Economists often cringe at the notion that a state’s economy is embedded within the larger political structure. Most would argue that the economy is largely independent of politics, and that it is instead driven by the market’s cycle of supply and demand. Nothing could be further from the truth however. Nepal serves as one of the finest case studies on how political corruption and cronyism has negatively impacted and suppressed its nascent corporate sector.
The above mentioned example is not to absolve other political parties of their sins. Kp Oli’s adventures regarding ministerial appointments of business tycoons, for example, is general knowledge. The issue this article attempts to highlight is less about a political party’s corruption and more about the systemic rot that suppresses the potential of a truly ‘free’ market. The critique is more pointed towards this revolving door that exists between business and politics.

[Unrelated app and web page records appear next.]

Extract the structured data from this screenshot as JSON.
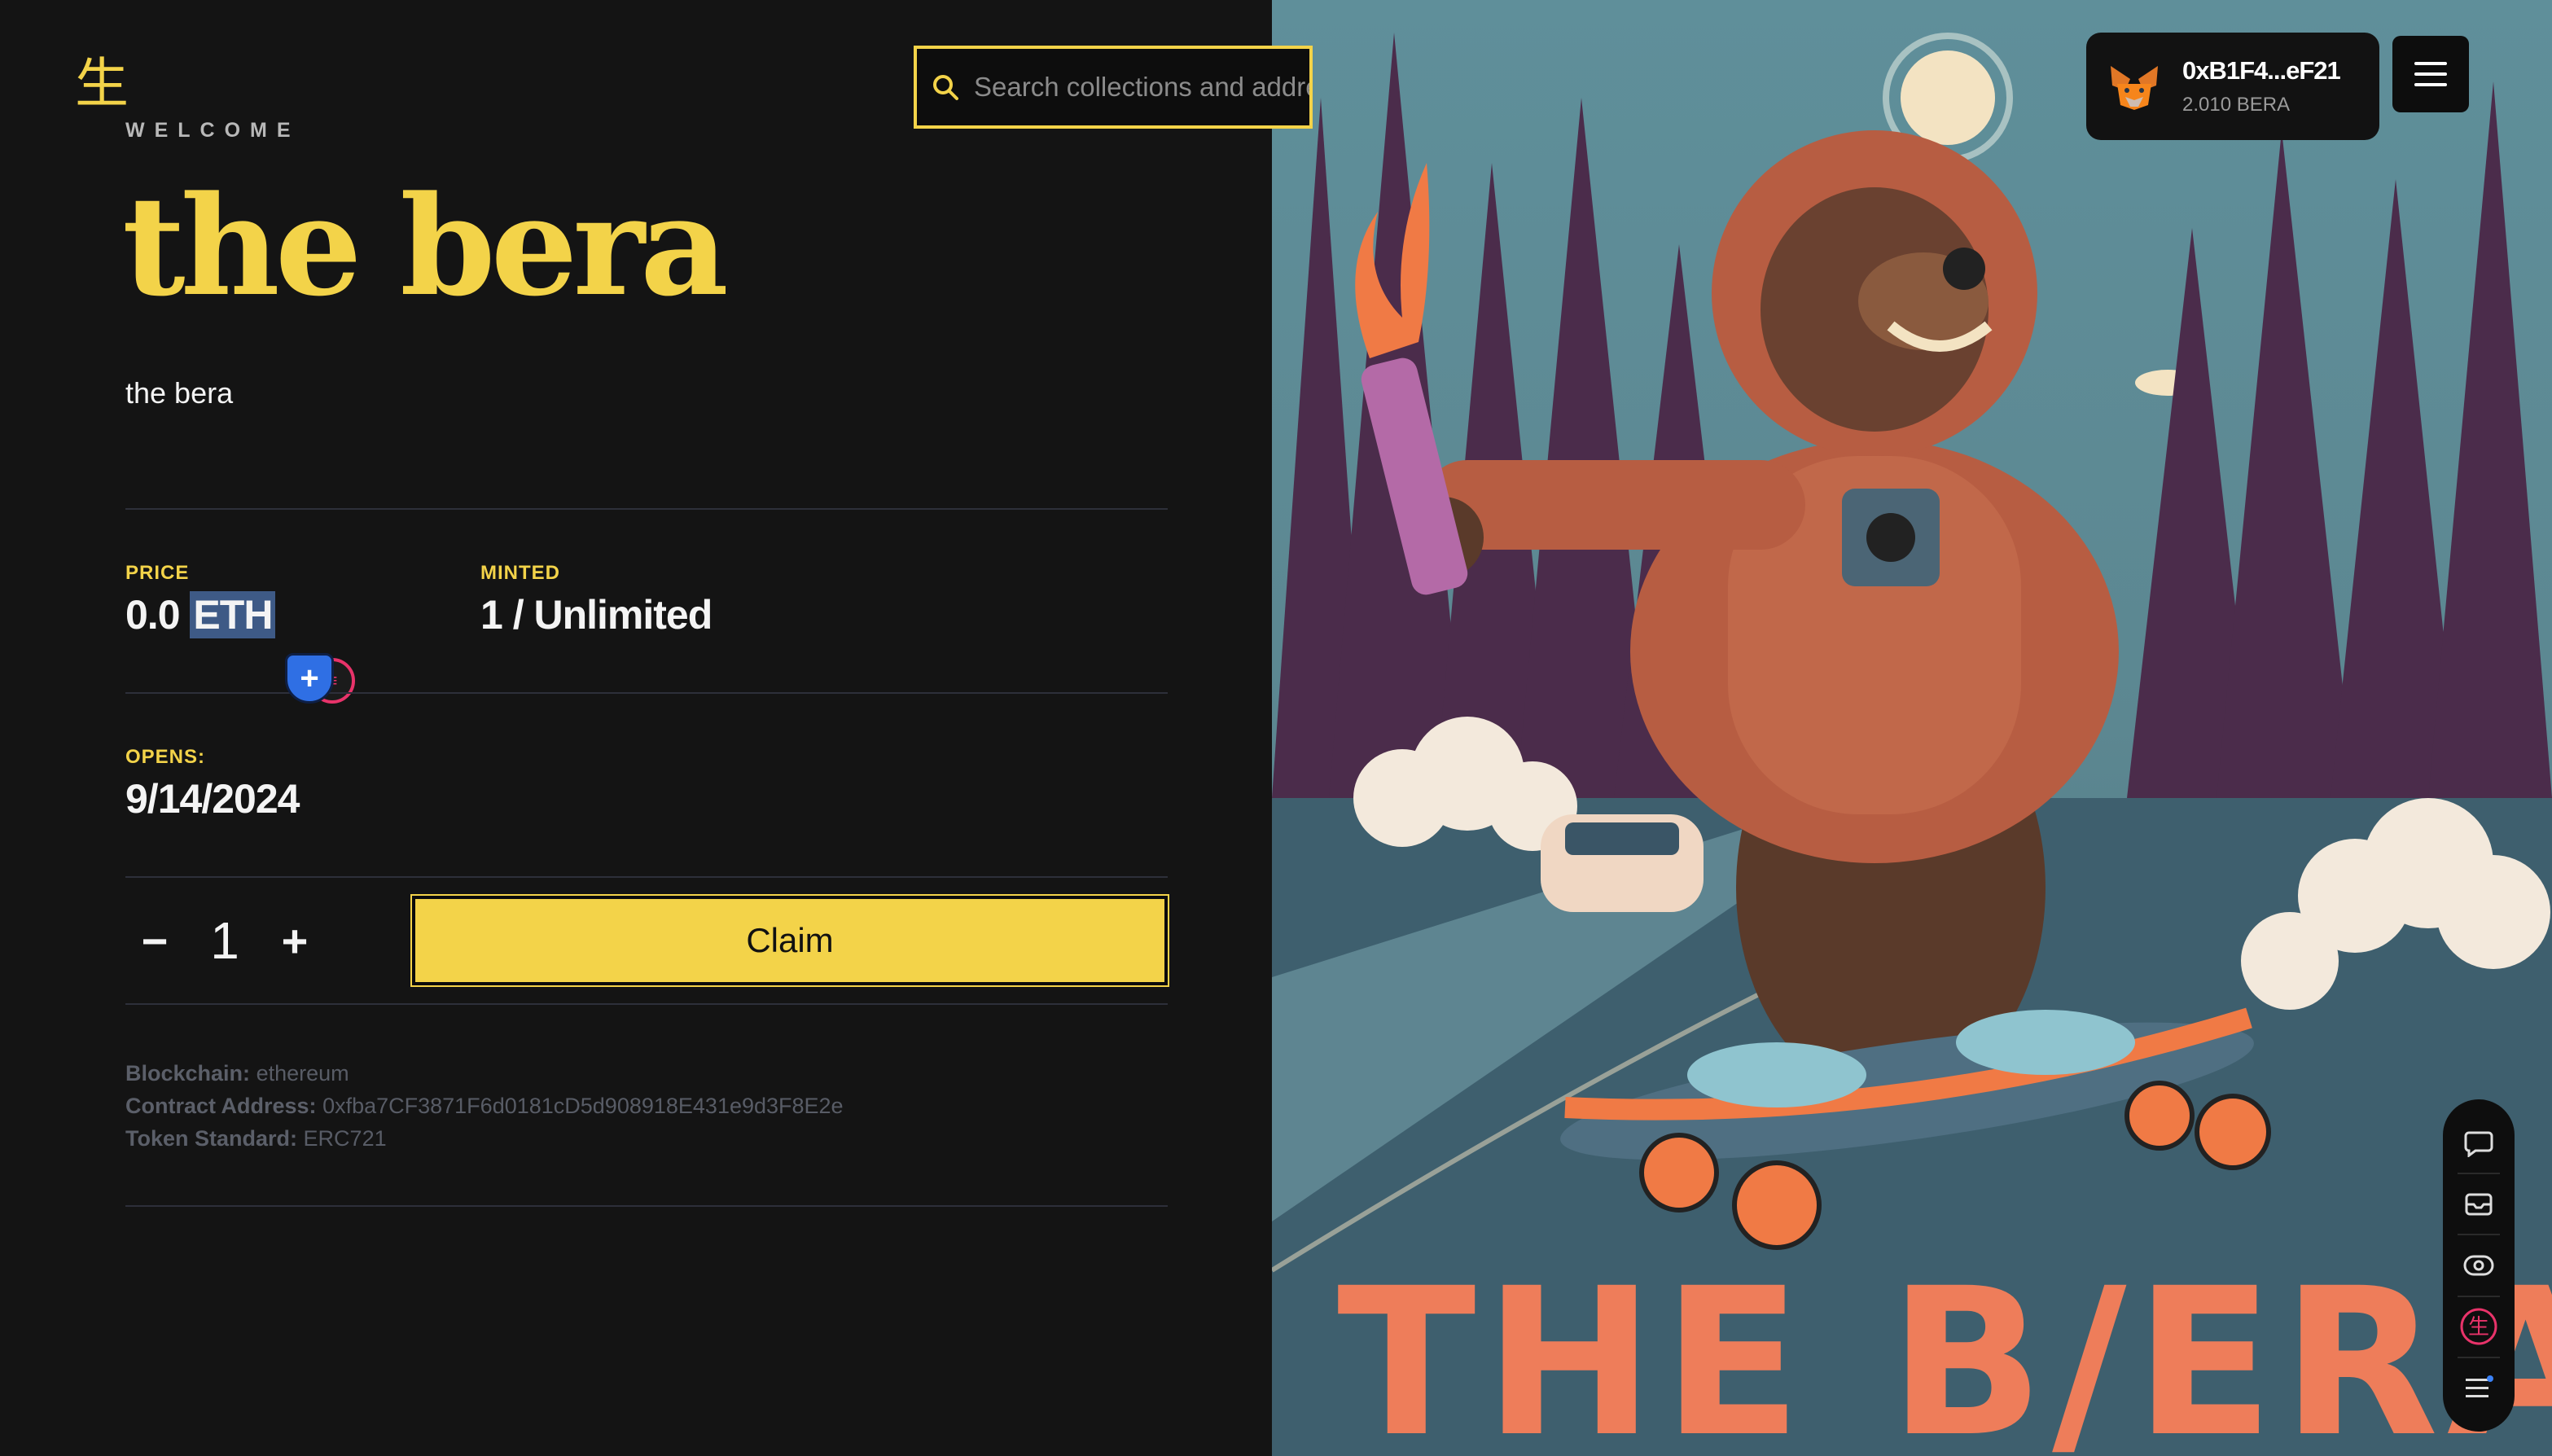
{
  "brand": {
    "logo_glyph": "生",
    "accent": "#f3d349"
  },
  "header": {
    "welcome": "WELCOME"
  },
  "collection": {
    "title": "the bera",
    "description": "the bera"
  },
  "stats": {
    "price_label": "PRICE",
    "price_amount": "0.0",
    "price_unit": "ETH",
    "minted_label": "MINTED",
    "minted_value": "1 / Unlimited",
    "opens_label": "OPENS:",
    "opens_value": "9/14/2024"
  },
  "mint": {
    "decrement": "−",
    "quantity": "1",
    "increment": "+",
    "claim_label": "Claim"
  },
  "meta": {
    "blockchain_label": "Blockchain:",
    "blockchain_value": "ethereum",
    "contract_label": "Contract Address:",
    "contract_value": "0xfba7CF3871F6d0181cD5d908918E431e9d3F8E2e",
    "standard_label": "Token Standard:",
    "standard_value": "ERC721"
  },
  "search": {
    "placeholder": "Search collections and addresses"
  },
  "wallet": {
    "address": "0xB1F4...eF21",
    "balance": "2.010 BERA",
    "icon": "metamask-fox-icon"
  },
  "artwork": {
    "caption": "THE B/ERA"
  },
  "dock": {
    "icons": [
      "chat-icon",
      "inbox-icon",
      "eye-icon",
      "logo-icon",
      "menu-icon"
    ]
  }
}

While the proportional representation system has its merits, its use by political parties to hire business tycoons as MPs and ministers has affected the market negatively. It should be common sense understanding that placing people with clear conflict of interests in political positions allows them to not just bring favorable policies for particular sectors they have invested in, but also to manipulate their sectors and become monopolies.

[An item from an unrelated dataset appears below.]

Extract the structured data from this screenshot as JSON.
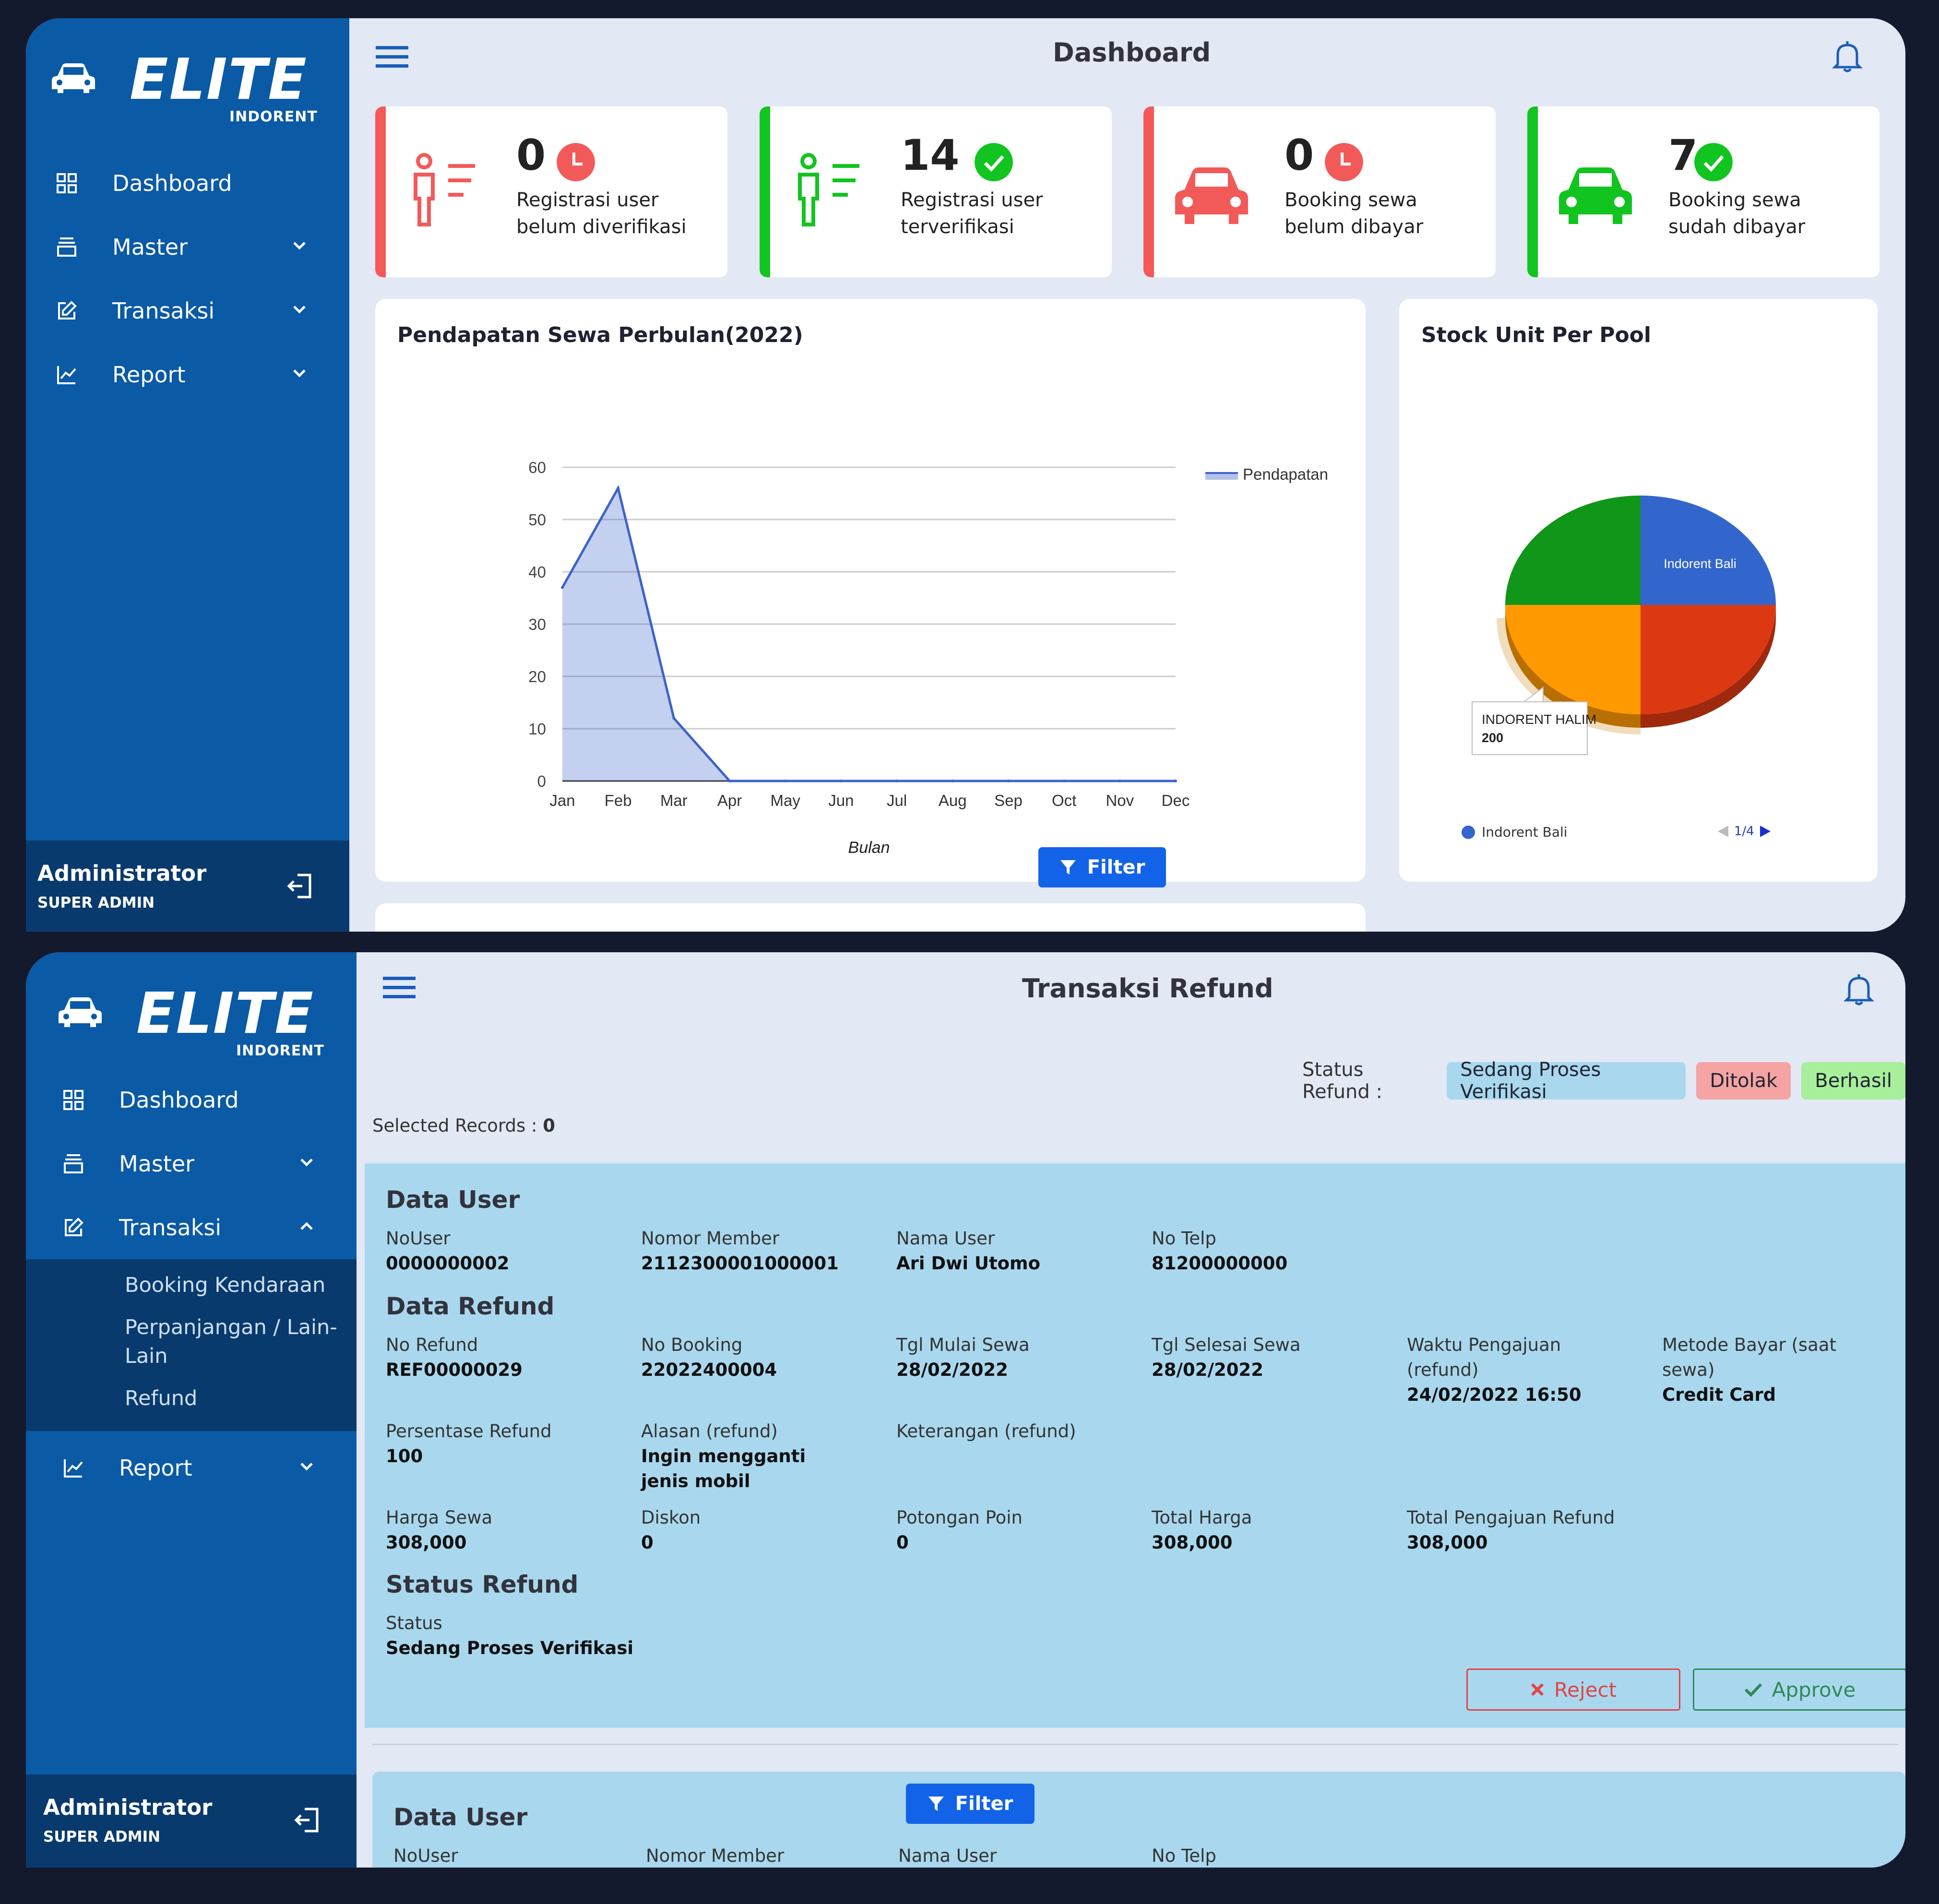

As a budding market, Nepal’s business potential is huge. There are multiple sectors like agriculture and hospitality that have the capacity to be the structural pillars of the state’s economy. Moreover, somewhat established markets like banking institutions too can gain immensely provided the state streamlines its bureaucracy and gets rid of the red tape. Additionally, what can be gleaned from the arguments above, is the need for an urgent overhaul in Nepal’s politico-economic system. From creating a central election financing system to ensuring politicians do not have conflict of interest in the corporate sector, these suggestions need to be implemented ASAP in order to cleanse the political economy from the system rot that it is currently plagued by. While conventional economists insist on the relative independence of markets from politics, we believe politics and economy are embedded in this soup called political economy. The state is definitely responsible in creating policies and an environment conducive for the market. And the market will collectively lobby/pressure/incentivize the state to formulate business friendly policies. So, instead of making irrelevant arguments like the need to separate business and politics, our aspirations should rather be in ‘freeing’ the market from the clutches of monopolistic tycoons and their political buddies.